Security researchers at Dr.Web on Tuesday revealed details of the Trojan Linux.Ekoms.1, which takes screen shots and records audio to acquire sensitive and personal information, mostly from Linux servers.
Malware for Linux is becoming more diverse and includes spyware programs, ransomware and Trojans designed to carry out distributed denial-of-service attacks, according to Dr.Web. Researchers did not assess the severity of the threat once the malware infects computers.
The disclosure also did not provide details on the source of the malware or the extent of its threat to servers or desktop computers running the open source OS.
“The malware is focused on monitoring what a human user is doing, although the majority of Linux systems are servers. Therefore, they won’t be as valuable for screenshots and audio recordings to attackers,” said Ben Johnson, chief security strategist at Bit9+Carbon Black.
Linux is usually a server or infrastructure component, so it is not going to be reimaged or changed as often as an individual machine, he told LinuxInsider.
“This means that even if the system does not have juicy data, it could be a very compelling hiding spot for months or years for an adversary,” Johnson said.
Little is known about the origin of Linux.Ekoms.1 or its intended goals. The malware takes screenshots and can record audio. It saves those audio recordings as an .aat file in the WAV format. However, that feature is not used anywhere, Dr.Web researchers said.
“This is a Trojan, which means it disguises itself as something else. A user may get tricked into downloading this piece of software, thinking it was for some other purpose, and subsequently his/her machine may get infected,” said Chenxi Wang, chief strategy officer at Twistlock.
The primary threat of the malware is information leak and violation of privacy, she told LinuxInsider. The goal might center on activities not yet fully implemented.
“As the malware makes recordings of the user’s every activity in screen shots and voice recording, whoever controls the malware knows every move of the user as well as the applications that run on the machine,” Wang said.
How It Works
Once the malware is launched, Linux.Ekoms.1 looks for a subfolder in the home directory containing files with specified names.
It looks for these details:
where $DATA = QStandardPaths::writableLocation(QStandardPaths::GenericDataLocation)
If it fails to find those two files, it randomly chooses a subfolder to save its own copy there using one of those two file names, according to Dr.Web researchers.
The Trojan then launches from a new location. If successful, the malicious program establishes a connection to a server. Specific addresses are hard-coded in its body.
What It Does
The Trojan takes a screenshot every 30 seconds and saves it to a temporary folder in JPEG format. If the file is not saved, the Trojan tries to save it in the BMP format. The temporary folder is sent to the server in specified intervals.
All information transmitted between the server and Linux.Ekoms.1 is encrypted. The Trojan’s body has the RSA key that is used to obtain the AES session key.
The encryption initially is performed using the public key. The decryption is executed by implementing the RSA_public_decrypt function to the received data.
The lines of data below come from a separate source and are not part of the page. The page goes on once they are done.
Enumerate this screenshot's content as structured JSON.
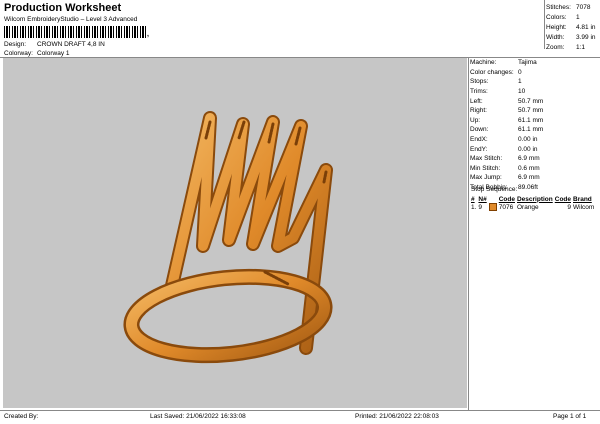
{
  "header": {
    "title": "Production Worksheet",
    "subtitle": "Wilcom EmbroideryStudio – Level 3 Advanced",
    "design_label": "Design:",
    "design_value": "CROWN DRAFT 4,8 IN",
    "colorway_label": "Colorway:",
    "colorway_value": "Colorway 1"
  },
  "stats": [
    {
      "label": "Stitches:",
      "value": "7078"
    },
    {
      "label": "Colors:",
      "value": "1"
    },
    {
      "label": "Height:",
      "value": "4.81 in"
    },
    {
      "label": "Width:",
      "value": "3.99 in"
    },
    {
      "label": "Zoom:",
      "value": "1:1"
    }
  ],
  "machine_info": [
    {
      "label": "Machine:",
      "value": "Tajima"
    },
    {
      "label": "Color changes:",
      "value": "0"
    },
    {
      "label": "Stops:",
      "value": "1"
    },
    {
      "label": "Trims:",
      "value": "10"
    },
    {
      "label": "Left:",
      "value": "50.7 mm"
    },
    {
      "label": "Right:",
      "value": "50.7 mm"
    },
    {
      "label": "Up:",
      "value": "61.1 mm"
    },
    {
      "label": "Down:",
      "value": "61.1 mm"
    },
    {
      "label": "EndX:",
      "value": "0.00 in"
    },
    {
      "label": "EndY:",
      "value": "0.00 in"
    },
    {
      "label": "Max Stitch:",
      "value": "6.9 mm"
    },
    {
      "label": "Min Stitch:",
      "value": "0.6 mm"
    },
    {
      "label": "Max Jump:",
      "value": "6.9 mm"
    },
    {
      "label": "Total Bobbin:",
      "value": "89.06ft"
    }
  ],
  "stop_sequence": {
    "title": "Stop Sequence:",
    "headers": [
      "#",
      "N#",
      "",
      "Code",
      "Description",
      "Code",
      "Brand"
    ],
    "rows": [
      {
        "num": "1.",
        "n": "9",
        "color": "#e08a2a",
        "code": "7076",
        "description": "Orange",
        "code2": "9",
        "brand": "Wilcom"
      }
    ]
  },
  "footer": {
    "created_by": "Created By:",
    "last_saved": "Last Saved: 21/06/2022 16:33:08",
    "printed": "Printed: 21/06/2022 22:08:03",
    "page": "Page 1 of 1"
  }
}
The Trojan exchanges data with the server using AbNetworkMessage. The id line determines the executed action.
The Trojan launches the EkomsAutorun services. It saves the following information to the $HOME/.config/autostart/%exename%.desktop file:
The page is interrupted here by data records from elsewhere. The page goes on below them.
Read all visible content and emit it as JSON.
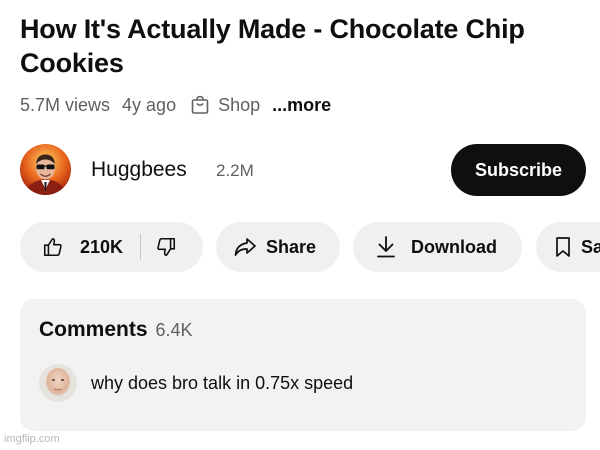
{
  "video": {
    "title": "How It's Actually Made - Chocolate Chip Cookies",
    "views": "5.7M views",
    "age": "4y ago",
    "shop_label": "Shop",
    "more_label": "...more"
  },
  "channel": {
    "name": "Huggbees",
    "subscribers": "2.2M",
    "subscribe_label": "Subscribe"
  },
  "actions": {
    "like_count": "210K",
    "share_label": "Share",
    "download_label": "Download",
    "save_label": "Save"
  },
  "comments": {
    "title": "Comments",
    "count": "6.4K",
    "top_comment": "why does bro talk in 0.75x speed"
  },
  "watermark": "imgflip.com",
  "colors": {
    "text_primary": "#0f0f0f",
    "text_secondary": "#606060",
    "pill_background": "#f0f0f0",
    "subscribe_background": "#0f0f0f",
    "comments_background": "#f2f2f2"
  },
  "icons": [
    "shopping-bag-icon",
    "thumbs-up-icon",
    "thumbs-down-icon",
    "share-arrow-icon",
    "download-icon",
    "bookmark-icon"
  ]
}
Attacks on the Rise
All computer systems today are seeing an increase in malware. Linux systems have a higher probability of being Internet-facing servers and may have lucrative data, according to Bit9+Carbon Black’s Johnson.
“As a result, these [Linux] systems are in the cross-hairs. Furthermore, WordPress and other services might have known, publicly searchable vulnerabilities. This makes an attractive attack vector,” he said.
Linux malware is gaining momentum as businesses adopt more and more open source projects. More Internet of Things devices are built on stripped-down Linux systems, according to Twistlock’s Wang.
“This is especially true in developer-driven environments where continuous integration and continuous delivery is happening. In those environments, Linux is the primary platform for development and operations,” she said.
The growth of Linux in the cloud is also a strong contributing factor.
“Not surprisingly, increasingly more malware writers are targeting the Linux platform,” Wang said.
Linux Still Safer
Linux generally is regarded as more secure than other platforms. Even with the surge in Linux vulnerabilities, the open source platform is still more locked down than other options.
“Linux is still significantly better than Windows in terms of the volume and severity of security threats. But as long as its popularity continues to rise, especially more and more enterprises move to a developer-driven operations model, we see that Linux will follow the familiar trajectory of Windows, for which there will be many varieties of active threats,” Wang noted.
The question of how long Linux security will remain at current levels could come down to community focus. New defensive strategies may be needed.
“Generally speaking, the security community has not been primarily focused on Linux,” Johnson noted, “so there are not as many defenses against attacks.”